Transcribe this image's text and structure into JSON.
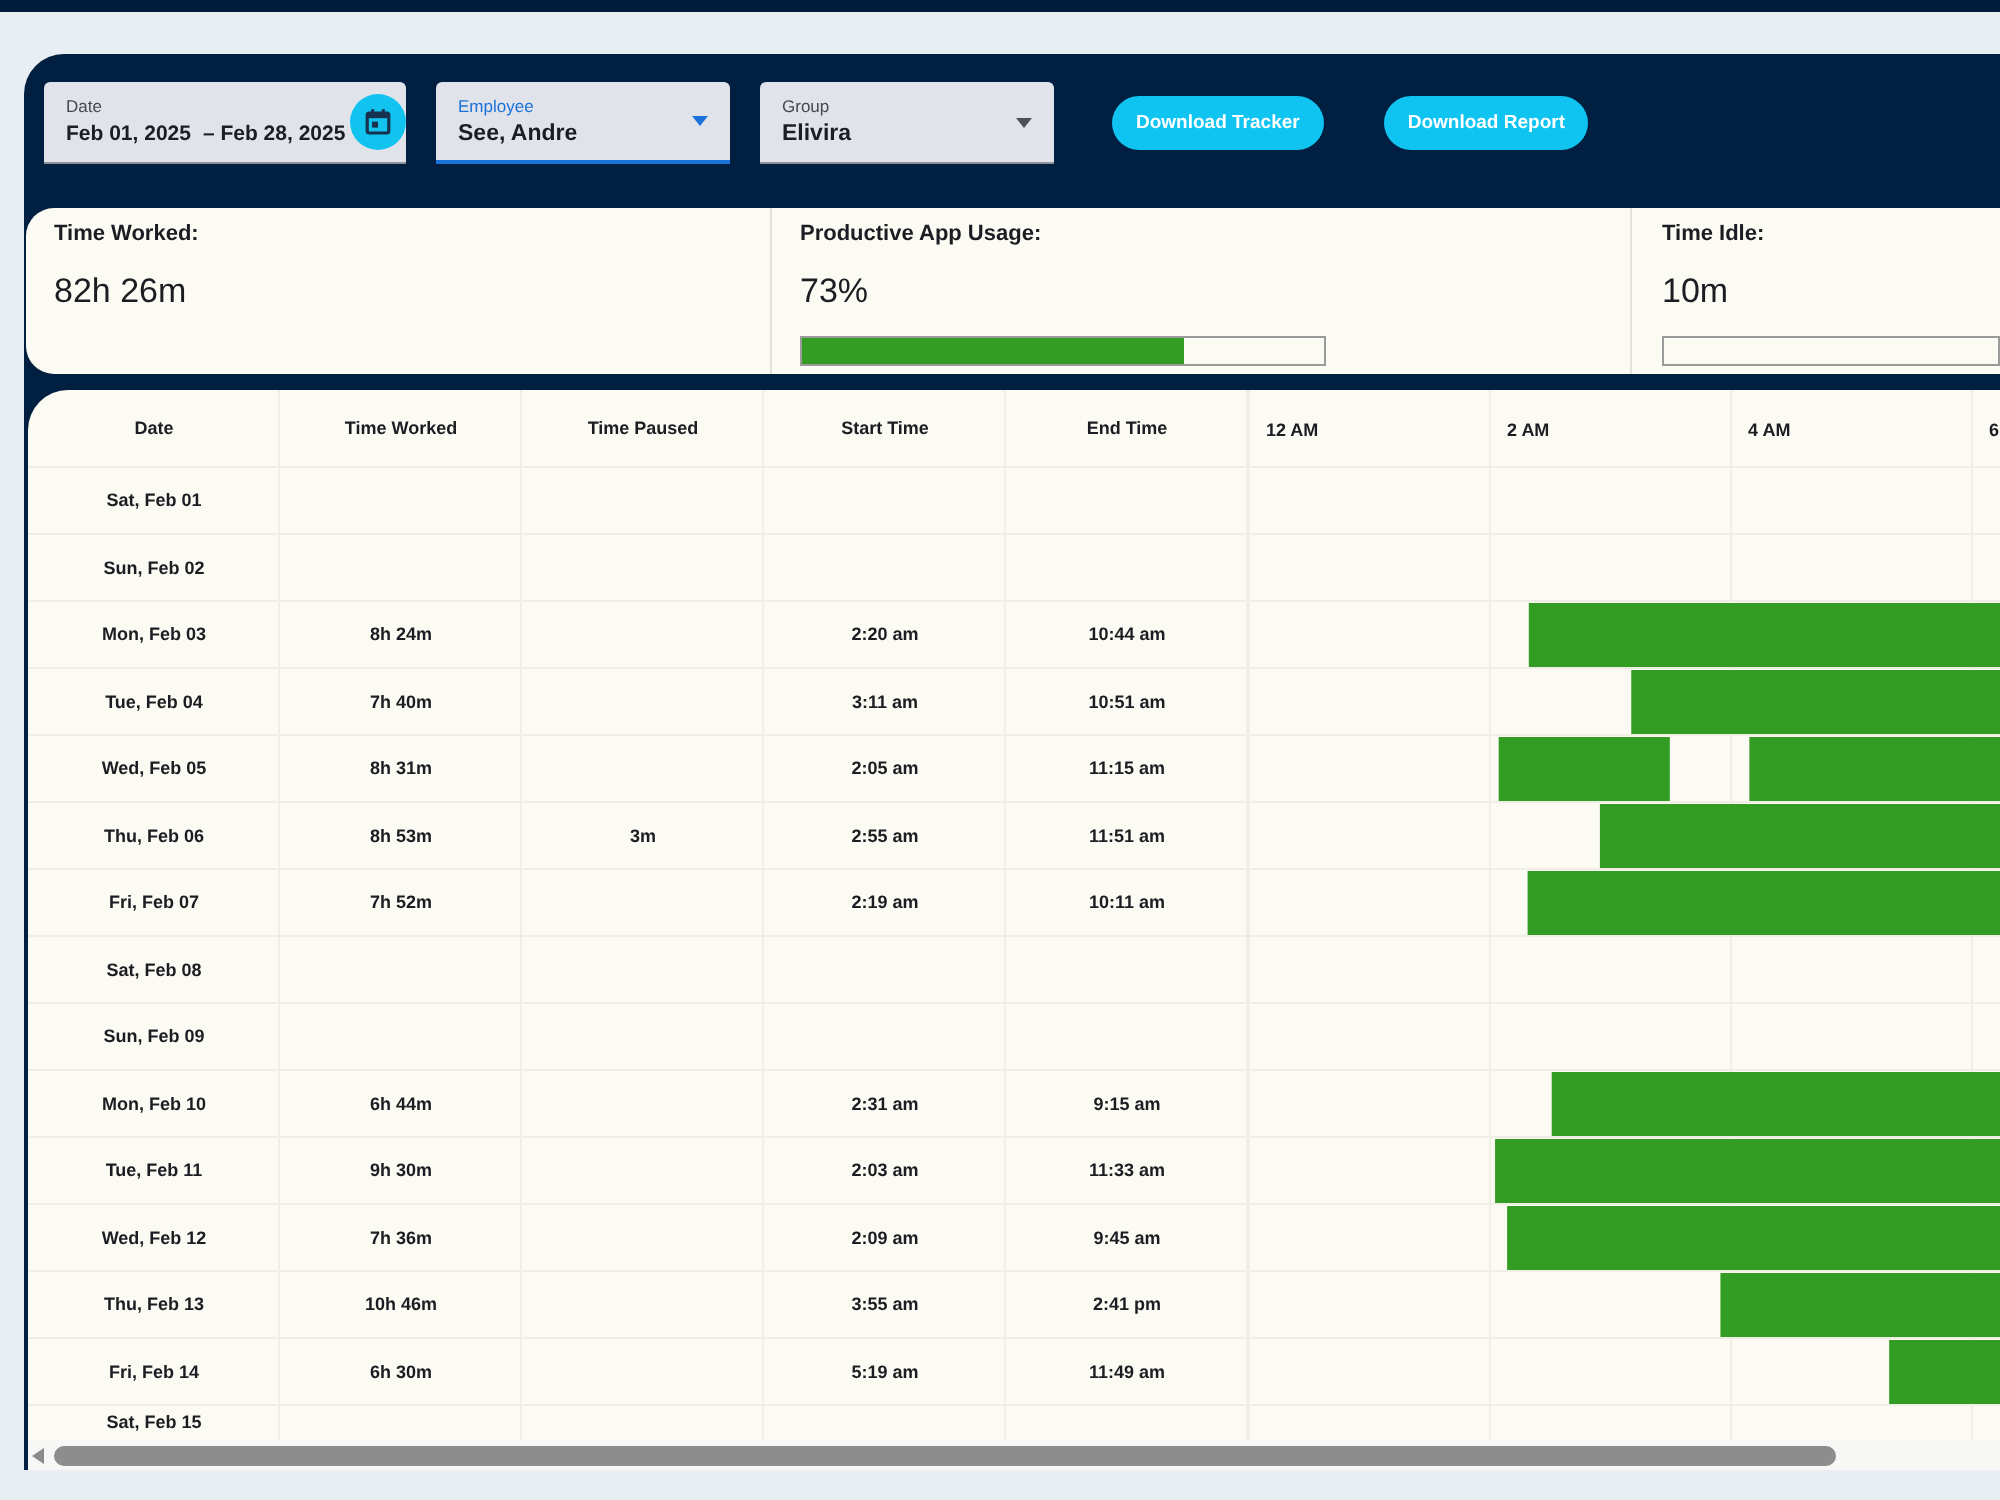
{
  "filters": [
    {
      "kind": "date_range",
      "label": "Date",
      "start": "Feb 01, 2025",
      "end": "– Feb 28, 2025",
      "focused": false
    },
    {
      "kind": "select",
      "label": "Employee",
      "value": "See, Andre",
      "focused": true
    },
    {
      "kind": "select",
      "label": "Group",
      "value": "Elivira",
      "focused": false
    }
  ],
  "buttons": [
    "Download Tracker",
    "Download Report"
  ],
  "stats": [
    {
      "kind": "value",
      "label": "Time Worked:",
      "value": "82h 26m"
    },
    {
      "kind": "meter",
      "label": "Productive App Usage:",
      "value": "73%",
      "level": 0.73
    },
    {
      "kind": "meter",
      "label": "Time Idle:",
      "value": "10m",
      "level": 0
    }
  ],
  "table": {
    "columns": [
      "Date",
      "Time Worked",
      "Time Paused",
      "Start Time",
      "End Time"
    ],
    "rows": [
      {
        "date": "Sat, Feb 01"
      },
      {
        "date": "Sun, Feb 02"
      },
      {
        "date": "Mon, Feb 03",
        "time_worked": "8h 24m",
        "start_time": "2:20 am",
        "end_time": "10:44 am"
      },
      {
        "date": "Tue, Feb 04",
        "time_worked": "7h 40m",
        "start_time": "3:11 am",
        "end_time": "10:51 am"
      },
      {
        "date": "Wed, Feb 05",
        "time_worked": "8h 31m",
        "start_time": "2:05 am",
        "end_time": "11:15 am"
      },
      {
        "date": "Thu, Feb 06",
        "time_worked": "8h 53m",
        "time_paused": "3m",
        "start_time": "2:55 am",
        "end_time": "11:51 am"
      },
      {
        "date": "Fri, Feb 07",
        "time_worked": "7h 52m",
        "start_time": "2:19 am",
        "end_time": "10:11 am"
      },
      {
        "date": "Sat, Feb 08"
      },
      {
        "date": "Sun, Feb 09"
      },
      {
        "date": "Mon, Feb 10",
        "time_worked": "6h 44m",
        "start_time": "2:31 am",
        "end_time": "9:15 am"
      },
      {
        "date": "Tue, Feb 11",
        "time_worked": "9h 30m",
        "start_time": "2:03 am",
        "end_time": "11:33 am"
      },
      {
        "date": "Wed, Feb 12",
        "time_worked": "7h 36m",
        "start_time": "2:09 am",
        "end_time": "9:45 am"
      },
      {
        "date": "Thu, Feb 13",
        "time_worked": "10h 46m",
        "start_time": "3:55 am",
        "end_time": "2:41 pm"
      },
      {
        "date": "Fri, Feb 14",
        "time_worked": "6h 30m",
        "start_time": "5:19 am",
        "end_time": "11:49 am"
      },
      {
        "date": "Sat, Feb 15"
      }
    ]
  },
  "timeline": {
    "hour_labels": [
      "12 AM",
      "2 AM",
      "4 AM",
      "6"
    ]
  }
}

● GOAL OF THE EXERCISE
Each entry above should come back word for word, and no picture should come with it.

● ANSWER FOR THIS EXERCISE
Transcribe this image's text and structure into JSON.
{
  "filters": [
    {
      "kind": "date_range",
      "label": "Date",
      "start": "Feb 01, 2025",
      "end": "– Feb 28, 2025",
      "focused": false
    },
    {
      "kind": "select",
      "label": "Employee",
      "value": "See, Andre",
      "focused": true
    },
    {
      "kind": "select",
      "label": "Group",
      "value": "Elivira",
      "focused": false
    }
  ],
  "buttons": [
    "Download Tracker",
    "Download Report"
  ],
  "stats": [
    {
      "kind": "value",
      "label": "Time Worked:",
      "value": "82h 26m"
    },
    {
      "kind": "meter",
      "label": "Productive App Usage:",
      "value": "73%",
      "level": 0.73
    },
    {
      "kind": "meter",
      "label": "Time Idle:",
      "value": "10m",
      "level": 0
    }
  ],
  "table": {
    "columns": [
      "Date",
      "Time Worked",
      "Time Paused",
      "Start Time",
      "End Time"
    ],
    "rows": [
      {
        "date": "Sat, Feb 01"
      },
      {
        "date": "Sun, Feb 02"
      },
      {
        "date": "Mon, Feb 03",
        "time_worked": "8h 24m",
        "start_time": "2:20 am",
        "end_time": "10:44 am"
      },
      {
        "date": "Tue, Feb 04",
        "time_worked": "7h 40m",
        "start_time": "3:11 am",
        "end_time": "10:51 am"
      },
      {
        "date": "Wed, Feb 05",
        "time_worked": "8h 31m",
        "start_time": "2:05 am",
        "end_time": "11:15 am"
      },
      {
        "date": "Thu, Feb 06",
        "time_worked": "8h 53m",
        "time_paused": "3m",
        "start_time": "2:55 am",
        "end_time": "11:51 am"
      },
      {
        "date": "Fri, Feb 07",
        "time_worked": "7h 52m",
        "start_time": "2:19 am",
        "end_time": "10:11 am"
      },
      {
        "date": "Sat, Feb 08"
      },
      {
        "date": "Sun, Feb 09"
      },
      {
        "date": "Mon, Feb 10",
        "time_worked": "6h 44m",
        "start_time": "2:31 am",
        "end_time": "9:15 am"
      },
      {
        "date": "Tue, Feb 11",
        "time_worked": "9h 30m",
        "start_time": "2:03 am",
        "end_time": "11:33 am"
      },
      {
        "date": "Wed, Feb 12",
        "time_worked": "7h 36m",
        "start_time": "2:09 am",
        "end_time": "9:45 am"
      },
      {
        "date": "Thu, Feb 13",
        "time_worked": "10h 46m",
        "start_time": "3:55 am",
        "end_time": "2:41 pm"
      },
      {
        "date": "Fri, Feb 14",
        "time_worked": "6h 30m",
        "start_time": "5:19 am",
        "end_time": "11:49 am"
      },
      {
        "date": "Sat, Feb 15"
      }
    ]
  },
  "timeline": {
    "hour_labels": [
      "12 AM",
      "2 AM",
      "4 AM",
      "6"
    ]
  }
}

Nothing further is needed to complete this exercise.